(App and web page records)
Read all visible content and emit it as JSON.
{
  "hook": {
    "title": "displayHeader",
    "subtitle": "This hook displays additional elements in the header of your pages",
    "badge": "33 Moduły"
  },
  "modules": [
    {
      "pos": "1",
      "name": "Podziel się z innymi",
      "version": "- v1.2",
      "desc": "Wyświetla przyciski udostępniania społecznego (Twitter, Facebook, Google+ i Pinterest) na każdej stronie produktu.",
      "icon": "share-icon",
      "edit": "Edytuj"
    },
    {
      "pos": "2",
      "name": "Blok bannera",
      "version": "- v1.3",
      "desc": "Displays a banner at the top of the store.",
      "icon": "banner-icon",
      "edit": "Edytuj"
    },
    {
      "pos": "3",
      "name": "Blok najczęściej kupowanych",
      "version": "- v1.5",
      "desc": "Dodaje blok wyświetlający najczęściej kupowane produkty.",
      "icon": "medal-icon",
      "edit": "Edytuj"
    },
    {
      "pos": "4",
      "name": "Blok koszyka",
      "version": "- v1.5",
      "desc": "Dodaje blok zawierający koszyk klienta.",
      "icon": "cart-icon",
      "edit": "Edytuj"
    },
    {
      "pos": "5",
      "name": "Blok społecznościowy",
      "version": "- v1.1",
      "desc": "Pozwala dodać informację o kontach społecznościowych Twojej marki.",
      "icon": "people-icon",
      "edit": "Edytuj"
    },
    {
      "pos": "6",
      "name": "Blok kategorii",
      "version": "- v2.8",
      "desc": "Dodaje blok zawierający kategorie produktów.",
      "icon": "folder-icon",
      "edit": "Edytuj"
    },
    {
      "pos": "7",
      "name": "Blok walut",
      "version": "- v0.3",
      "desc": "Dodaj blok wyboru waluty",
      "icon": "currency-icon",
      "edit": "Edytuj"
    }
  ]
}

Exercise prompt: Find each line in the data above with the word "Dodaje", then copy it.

Solution to the problem:
      "desc": "Dodaje blok wyświetlający najczęściej kupowane produkty.",
      "desc": "Dodaje blok zawierający koszyk klienta.",
      "desc": "Dodaje blok zawierający kategorie produktów.",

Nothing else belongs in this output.